On a technical level Phantasm is rough around the edges, the film sometimes looks as though it was cut with a hatchet. Occassionally actors drift off mic, the ADR is weak, a lot of the time parts of the frame are overexposed and the many headstones that litter the flick are clearly constructed out of some paper mache. Yet it wouldn’t be fair to hold these flaws against the film, for the most part it rises above its small budget and delivers thrills and chills in equal measure.
Fred Myrow’s and Malcolm Seagrave’s cymbal driven synthy, score has a great icy 1970s horror flick feel to it, although it does drift toward an ill advised giallo style funk rock farting towards the end of the film.
Interestingly enough, the directors mom designed the film (and adapted it into a novel in 2005) and she does a great job considering the films modest budget.
The hooded, sharp clawed midgets that attack Mike and Jody are like a cross between one of Cronenberg’s naveless brood children and an evil jawa, while the chrome, flying death-orb that messes up a morgue attendant goodo causing him to piss himself (a shot that got Coscarelli in hot water with the MPAA), reminds one of a smaller version of the evil beach ball from The Prisoner if it had been designed by the yuppies from OCP. The special makeup effects (especially the tall man’s still animated severed finger that seems to leak custard for some reason) have that gooey, splatter-infused Evil Dead charm to them.
This is a likeable horror flick, and clearly a labour of love for Coscarelli who produced, directed, shot and edited the film. Interestingly enough, this wasn’t even Coscarelli’s debut feature (his first effort Jim, the World’s Greatest, was produced when he was just nineteen thus making him the youngest director to have a feature distributed by a major studio). Its refreshing to see a film where you actually care about the fate of the protagonists. Now call me old fashioned, but it is welcome and increasingly rare, when you consider the sleazy jock assholes who we are expected to root for in a lot of contemporary horror (think of Hostel or the recent V/H/S [im sorry but I found it hard to get into the film based on the fact that the characters were such jerks that I kinda… ahem…wanted them all to die]). A huge cult fan base has grown around the Phantasm series and it has spawned three sequels, all of which have been directed by Coscarelli.
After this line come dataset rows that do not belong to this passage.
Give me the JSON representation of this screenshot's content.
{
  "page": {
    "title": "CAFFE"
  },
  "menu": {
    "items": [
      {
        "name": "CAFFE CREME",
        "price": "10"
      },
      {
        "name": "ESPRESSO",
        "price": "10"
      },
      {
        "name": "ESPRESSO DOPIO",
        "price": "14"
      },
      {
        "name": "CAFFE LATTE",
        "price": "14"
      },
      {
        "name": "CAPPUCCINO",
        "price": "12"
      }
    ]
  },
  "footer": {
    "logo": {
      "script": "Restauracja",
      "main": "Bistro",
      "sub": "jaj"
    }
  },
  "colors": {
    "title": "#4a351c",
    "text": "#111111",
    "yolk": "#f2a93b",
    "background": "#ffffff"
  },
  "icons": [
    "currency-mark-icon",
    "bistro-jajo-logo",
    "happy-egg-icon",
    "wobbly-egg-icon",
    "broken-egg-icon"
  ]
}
This is no surprise, as there is an endearing charm to the film that renders its moments of horror even more effective.
Although the plot goes a little haywire towards the third act (drawing slightly from a Richard Matheson penned Twilight Zone episode ‘Little girl Lost’) and the final twist is a little bit of a cop out that ends the film on a surprsingly bleak note, Phantasm is still a highly ambitious and strikingly original film that comes recommended.